I am afraid the indiscretion of a printer has committed me with my friend Mr. Adams,
for whom, as one of the most honest and disinterested
men alive, I have a cordial esteem,
increased by long habits of concurrence in
opinion in the days of his republicanism: and
even since his apostasy to hereditary monarchy
and nobility, though we differ, we differ as
friends should do. Beckley had the only copy
of Paine's pamphlet [Rights of Man], and lent
it to me, desiring when I should read it, that
I would send it to a Mr. J. B. Smith, who had
asked it for his brother to reprint it. Being
an utter stranger to J. B. Smith, both by
sight and character, I wrote a note to explain
to him why I (a stranger to him) sent him
a pamphlet, to wit, that Mr. Beckley had desired
it; and to take off a little of the dryness
of the note, I added that I was glad to find it
was to be reprinted, that something would,
at length, be publicly said against the political
heresies which had lately sprung up among
us, and that I did not doubt our citizens would
rally again round the standard of “Common
Sense.” That I had in my view the “ Discourses
on Davila,” which have filled Fenno's
papers for a twelvemonth, without contradiction,
is certain, but nothing was ever
further from my thoughts than to become myself
the contradictor before the public. To my
great astonishment, however, when the pamphlet
came out, the printer had prefixed my note
to it, without having given me the most distant
hint of it. Mr. Adams will unquestionably
take to himself the charge of political heresy,
as conscious of his own views of drawing the

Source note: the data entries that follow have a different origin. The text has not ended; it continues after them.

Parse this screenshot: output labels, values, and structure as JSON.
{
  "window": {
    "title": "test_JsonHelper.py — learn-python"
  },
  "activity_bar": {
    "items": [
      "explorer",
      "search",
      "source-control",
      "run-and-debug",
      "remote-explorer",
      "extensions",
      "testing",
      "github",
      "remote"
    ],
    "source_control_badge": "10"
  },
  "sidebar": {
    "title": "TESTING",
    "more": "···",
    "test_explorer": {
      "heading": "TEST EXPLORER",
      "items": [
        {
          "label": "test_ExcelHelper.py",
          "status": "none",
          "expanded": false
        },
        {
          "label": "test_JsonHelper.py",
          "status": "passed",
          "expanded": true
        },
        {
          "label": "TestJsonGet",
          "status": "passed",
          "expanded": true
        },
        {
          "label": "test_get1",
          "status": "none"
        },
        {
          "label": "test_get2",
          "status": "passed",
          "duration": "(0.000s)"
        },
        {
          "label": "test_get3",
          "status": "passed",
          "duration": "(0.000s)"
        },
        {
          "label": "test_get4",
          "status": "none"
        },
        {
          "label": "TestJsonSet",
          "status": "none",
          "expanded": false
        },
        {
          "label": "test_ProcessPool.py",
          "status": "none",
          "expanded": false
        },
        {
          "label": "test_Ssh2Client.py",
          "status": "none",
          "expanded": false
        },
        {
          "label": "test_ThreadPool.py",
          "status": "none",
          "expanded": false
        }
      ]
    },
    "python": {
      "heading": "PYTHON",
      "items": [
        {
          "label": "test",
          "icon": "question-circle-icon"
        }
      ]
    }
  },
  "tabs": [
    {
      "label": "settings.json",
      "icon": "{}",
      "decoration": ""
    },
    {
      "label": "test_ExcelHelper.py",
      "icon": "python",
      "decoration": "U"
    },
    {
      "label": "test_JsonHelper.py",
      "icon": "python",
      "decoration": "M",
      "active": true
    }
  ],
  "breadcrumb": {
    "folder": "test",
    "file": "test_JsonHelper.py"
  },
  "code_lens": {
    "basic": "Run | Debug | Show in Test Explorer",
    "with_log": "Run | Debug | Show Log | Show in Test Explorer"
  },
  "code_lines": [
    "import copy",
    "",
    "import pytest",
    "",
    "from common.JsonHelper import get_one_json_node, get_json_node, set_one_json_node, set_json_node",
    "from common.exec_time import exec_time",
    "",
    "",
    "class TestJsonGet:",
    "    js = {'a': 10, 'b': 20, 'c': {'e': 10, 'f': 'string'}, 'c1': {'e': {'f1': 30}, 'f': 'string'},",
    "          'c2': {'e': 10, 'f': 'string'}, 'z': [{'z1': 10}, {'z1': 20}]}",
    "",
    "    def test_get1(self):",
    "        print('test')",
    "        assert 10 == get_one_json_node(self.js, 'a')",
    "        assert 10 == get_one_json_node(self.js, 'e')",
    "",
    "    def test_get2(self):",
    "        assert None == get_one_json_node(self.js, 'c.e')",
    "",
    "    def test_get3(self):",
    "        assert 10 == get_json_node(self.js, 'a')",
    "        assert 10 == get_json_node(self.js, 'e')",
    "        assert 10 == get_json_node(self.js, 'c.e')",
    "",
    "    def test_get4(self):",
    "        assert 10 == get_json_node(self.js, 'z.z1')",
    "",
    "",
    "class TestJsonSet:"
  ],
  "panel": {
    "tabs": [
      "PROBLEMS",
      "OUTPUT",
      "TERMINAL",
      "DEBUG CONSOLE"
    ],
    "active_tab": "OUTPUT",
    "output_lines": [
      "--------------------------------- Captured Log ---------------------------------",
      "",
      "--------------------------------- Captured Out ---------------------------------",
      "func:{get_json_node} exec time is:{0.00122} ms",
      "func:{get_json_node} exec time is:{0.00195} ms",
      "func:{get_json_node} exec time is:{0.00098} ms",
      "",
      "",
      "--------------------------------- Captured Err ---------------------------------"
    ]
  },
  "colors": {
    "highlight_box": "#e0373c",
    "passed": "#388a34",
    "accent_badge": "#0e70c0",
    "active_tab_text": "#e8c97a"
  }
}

present government to the form of the English
constitution, and, I fear, will consider me as
meaning to injure him in the public eye. I
learn that some Anglo-men have censured it
in another point of view, as a sanction of
Paine's principles tends to give offence to the
British government. Their real fear, however,
is that this popular and republican pamphlet,
taking wonderfully, is likely at a single stroke,
to wipe out all the unconstitutional doctrines
which their bell-weather, “Davila,” has been
preaching for a twelvemonth. I certainly never
made a secret of my being anti-monarchical,
and anti-aristocratical; but I am sincerely mortified
to be thus brought forward on the public stage, where to remain, to advance or to retire,
will be equally against my love of silence
and quiet, and my abhorrence of dispute.—
To President Washington. Washington ed. iii, 257. Ford ed., v, 329.
(Pa., 1791)